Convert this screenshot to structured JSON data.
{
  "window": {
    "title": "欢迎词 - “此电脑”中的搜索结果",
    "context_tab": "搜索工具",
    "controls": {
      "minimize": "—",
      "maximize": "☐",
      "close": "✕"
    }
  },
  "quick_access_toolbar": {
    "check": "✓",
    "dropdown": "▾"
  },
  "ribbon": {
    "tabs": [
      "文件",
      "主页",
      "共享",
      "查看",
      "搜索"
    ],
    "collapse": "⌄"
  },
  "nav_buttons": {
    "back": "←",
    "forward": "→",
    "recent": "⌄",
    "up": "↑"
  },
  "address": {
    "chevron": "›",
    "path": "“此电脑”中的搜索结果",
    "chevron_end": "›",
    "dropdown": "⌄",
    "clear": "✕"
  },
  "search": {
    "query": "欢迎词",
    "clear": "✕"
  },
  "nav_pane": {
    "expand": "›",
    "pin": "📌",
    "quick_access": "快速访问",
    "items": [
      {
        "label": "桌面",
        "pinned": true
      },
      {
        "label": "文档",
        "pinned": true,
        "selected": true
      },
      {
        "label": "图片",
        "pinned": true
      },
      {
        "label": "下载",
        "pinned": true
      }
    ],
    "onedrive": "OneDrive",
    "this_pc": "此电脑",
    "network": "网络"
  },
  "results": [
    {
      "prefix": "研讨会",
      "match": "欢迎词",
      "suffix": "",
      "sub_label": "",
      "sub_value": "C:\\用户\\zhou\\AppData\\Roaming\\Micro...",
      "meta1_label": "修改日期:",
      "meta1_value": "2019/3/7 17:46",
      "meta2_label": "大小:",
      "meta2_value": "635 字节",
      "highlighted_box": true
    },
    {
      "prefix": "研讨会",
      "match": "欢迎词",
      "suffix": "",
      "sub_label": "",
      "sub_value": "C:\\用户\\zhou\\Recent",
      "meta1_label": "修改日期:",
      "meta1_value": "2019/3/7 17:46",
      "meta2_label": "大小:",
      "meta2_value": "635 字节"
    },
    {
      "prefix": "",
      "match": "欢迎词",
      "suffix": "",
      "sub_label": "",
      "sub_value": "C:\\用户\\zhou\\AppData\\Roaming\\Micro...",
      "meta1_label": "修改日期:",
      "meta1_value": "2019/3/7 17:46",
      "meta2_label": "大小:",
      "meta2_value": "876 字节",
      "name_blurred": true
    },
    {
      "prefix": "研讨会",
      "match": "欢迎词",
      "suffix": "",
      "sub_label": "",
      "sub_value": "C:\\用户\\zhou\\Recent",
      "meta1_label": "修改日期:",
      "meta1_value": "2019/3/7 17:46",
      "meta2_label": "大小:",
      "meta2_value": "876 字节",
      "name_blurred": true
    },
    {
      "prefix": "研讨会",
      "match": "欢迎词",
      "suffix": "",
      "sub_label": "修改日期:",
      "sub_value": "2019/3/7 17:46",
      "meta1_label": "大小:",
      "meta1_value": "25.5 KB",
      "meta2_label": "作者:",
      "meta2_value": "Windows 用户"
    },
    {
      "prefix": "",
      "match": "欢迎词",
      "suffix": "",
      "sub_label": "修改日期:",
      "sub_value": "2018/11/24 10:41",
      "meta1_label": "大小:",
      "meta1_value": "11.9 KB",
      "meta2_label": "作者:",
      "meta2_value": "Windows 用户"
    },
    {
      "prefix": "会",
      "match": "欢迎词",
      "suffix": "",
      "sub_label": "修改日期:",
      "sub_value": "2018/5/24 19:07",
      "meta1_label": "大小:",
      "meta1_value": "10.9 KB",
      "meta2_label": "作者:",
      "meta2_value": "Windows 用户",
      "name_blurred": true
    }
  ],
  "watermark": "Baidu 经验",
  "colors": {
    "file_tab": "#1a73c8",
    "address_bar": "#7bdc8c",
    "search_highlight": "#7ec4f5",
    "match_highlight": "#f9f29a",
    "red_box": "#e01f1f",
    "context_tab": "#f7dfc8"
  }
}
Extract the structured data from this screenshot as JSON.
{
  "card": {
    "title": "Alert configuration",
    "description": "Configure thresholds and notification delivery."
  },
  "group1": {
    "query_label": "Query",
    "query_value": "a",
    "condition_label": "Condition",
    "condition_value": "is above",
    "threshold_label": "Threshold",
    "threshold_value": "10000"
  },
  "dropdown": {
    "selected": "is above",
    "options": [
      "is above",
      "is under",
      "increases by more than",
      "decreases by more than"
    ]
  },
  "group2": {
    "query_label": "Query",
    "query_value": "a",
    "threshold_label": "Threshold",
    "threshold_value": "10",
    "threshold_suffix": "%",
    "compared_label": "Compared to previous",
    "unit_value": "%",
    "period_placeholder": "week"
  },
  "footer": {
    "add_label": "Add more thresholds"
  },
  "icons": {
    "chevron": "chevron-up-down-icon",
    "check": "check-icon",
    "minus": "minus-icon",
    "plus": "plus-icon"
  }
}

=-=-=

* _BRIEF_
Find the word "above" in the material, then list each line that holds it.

* _TASK RESULT_
    "condition_value": "is above",
    "selected": "is above",
      "is above",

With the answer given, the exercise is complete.